RPGFan Music has grown in recent years as well, now boasting a full staff of music-crazed, er, music-loving individuals, who have continued to make invaluable contributions to the site since arriving in 2014.

It's because of the exhaustive amount of music out there worth hearing, and the hard work of these people that we're able to continue running Music of the Year. This year, for our fourth annual feature, and thanks to the contributions of over a dozen people, we have some of our most exciting features yet. 2015 featured an outstanding and eclectic array of music: You likely know much of it, such as Final Fantasy XIV, Undertale, and other high profile releases, but we can almost guarantee that you'll find music in here that you haven't heard yet. Nine RPGFan editors wrote up their favorite musical moments of the year, and some of them dug really deep, highlighting games and musicians that were even new to one another. You'll find all of this in our Editors' Favorites pages.

The other pillar of Music of the Year is our music podcast, Rhythm Encounter. While we usually attempt to release a show monthly during the year, we pull out the stops for MOTY, and once again have three full episodes. In addition to the music each of our nine guests brought in to share, there's a bevy of additional music to be heard across all three episodes. And don't worry, we have full tracklists for not only the "official" music tracks, but these bonus inclusions as well.

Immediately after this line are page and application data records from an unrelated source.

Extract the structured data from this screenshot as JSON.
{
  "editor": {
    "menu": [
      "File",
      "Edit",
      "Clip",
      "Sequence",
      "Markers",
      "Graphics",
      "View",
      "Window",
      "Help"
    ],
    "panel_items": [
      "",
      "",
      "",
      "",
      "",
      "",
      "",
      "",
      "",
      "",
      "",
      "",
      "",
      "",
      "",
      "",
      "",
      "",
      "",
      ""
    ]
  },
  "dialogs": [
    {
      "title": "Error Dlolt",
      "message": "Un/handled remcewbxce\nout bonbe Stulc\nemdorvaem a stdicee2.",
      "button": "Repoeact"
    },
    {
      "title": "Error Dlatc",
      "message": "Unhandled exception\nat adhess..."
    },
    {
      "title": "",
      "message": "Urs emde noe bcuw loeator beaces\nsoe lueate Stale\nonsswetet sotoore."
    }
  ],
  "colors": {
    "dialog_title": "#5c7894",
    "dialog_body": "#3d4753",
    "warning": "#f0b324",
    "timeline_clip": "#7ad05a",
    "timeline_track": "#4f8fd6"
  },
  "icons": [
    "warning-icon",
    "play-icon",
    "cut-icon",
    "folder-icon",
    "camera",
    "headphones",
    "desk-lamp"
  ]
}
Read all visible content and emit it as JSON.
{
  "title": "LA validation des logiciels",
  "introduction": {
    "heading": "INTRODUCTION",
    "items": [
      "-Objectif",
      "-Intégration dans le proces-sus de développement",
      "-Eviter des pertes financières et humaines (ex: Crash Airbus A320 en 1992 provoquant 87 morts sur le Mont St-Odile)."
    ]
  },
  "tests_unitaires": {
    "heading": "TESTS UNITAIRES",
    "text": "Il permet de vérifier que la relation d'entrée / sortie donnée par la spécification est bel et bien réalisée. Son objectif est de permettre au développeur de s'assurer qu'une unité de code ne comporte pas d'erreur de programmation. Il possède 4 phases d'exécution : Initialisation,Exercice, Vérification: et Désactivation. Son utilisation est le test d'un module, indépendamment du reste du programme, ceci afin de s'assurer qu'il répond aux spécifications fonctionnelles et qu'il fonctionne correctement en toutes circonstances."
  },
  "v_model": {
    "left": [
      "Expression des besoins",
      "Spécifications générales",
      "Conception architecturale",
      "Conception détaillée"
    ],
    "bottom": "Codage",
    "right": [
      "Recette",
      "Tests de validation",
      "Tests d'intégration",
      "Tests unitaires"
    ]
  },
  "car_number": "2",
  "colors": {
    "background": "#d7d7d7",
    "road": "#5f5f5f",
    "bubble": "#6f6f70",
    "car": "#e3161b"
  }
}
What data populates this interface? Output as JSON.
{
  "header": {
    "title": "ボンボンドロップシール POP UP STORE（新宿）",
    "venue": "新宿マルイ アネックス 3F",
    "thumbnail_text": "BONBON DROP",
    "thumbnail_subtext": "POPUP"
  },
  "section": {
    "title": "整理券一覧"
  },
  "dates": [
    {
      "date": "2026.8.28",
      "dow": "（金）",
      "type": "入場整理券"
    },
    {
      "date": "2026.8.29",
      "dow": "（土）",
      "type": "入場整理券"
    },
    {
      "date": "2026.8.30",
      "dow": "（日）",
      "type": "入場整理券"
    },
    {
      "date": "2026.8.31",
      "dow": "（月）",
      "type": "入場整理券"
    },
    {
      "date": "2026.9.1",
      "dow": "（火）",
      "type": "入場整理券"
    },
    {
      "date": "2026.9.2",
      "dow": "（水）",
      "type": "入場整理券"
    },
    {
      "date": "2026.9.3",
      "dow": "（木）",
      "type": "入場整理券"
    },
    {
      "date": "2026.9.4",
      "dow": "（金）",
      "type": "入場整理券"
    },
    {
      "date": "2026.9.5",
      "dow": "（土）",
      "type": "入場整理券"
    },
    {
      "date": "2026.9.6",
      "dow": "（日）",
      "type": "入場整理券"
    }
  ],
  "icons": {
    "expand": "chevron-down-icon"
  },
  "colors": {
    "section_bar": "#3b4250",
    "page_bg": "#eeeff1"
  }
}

Building Music of the Year is a considerable amount of work, and it wouldn't be possible without the solid contributions of many people. Since it isn't always stated in our features themselves, I want everyone reading to join me in thanking all involved. First, RPGFan editors Stephen Meyerink, Caitlin Argyros, Marcos Gaspar and Michael Sollosi for helping to build out this year's feature. Peter Triezenberg, Brigid Choi, and longtime RPGFan stalwarts Neal Chandran and Patrick Gann once again contributed to the podcast and Editors' Favorites. RPGFan reader and fervent music fan Reta always spends what must be an incredible amount of time to send us massive lists of incredible music, some of which you'll hear dotted throughout the podcasts.

Finally, Music of the Year podcasts wouldn't be the same without great "outside" guests. We were once again grateful to have RPGamer Editor-in-Chief Michael "Mac" Cunningham, VGMOnline's Japanese Coverage Leader Don Kotowski, and head of Scarlet Moon Productions, Jayson Napolitano. More than simple guests, these three are longtime "Friends of the Show," and we're always glad they drop by every year.

It really is somewhat of a coincidence that we launched this year's feature on Valentine's Day, but it was a happy one. We all love what we do, we love both listening to and talking about music, and there's just no better time to share this passion with our readers and listeners, so we whole-heartedly hope you enjoy our hearty and pun-filled Music of the Year 2015.

(What, you were hoping for roses?)

by Mike Salbato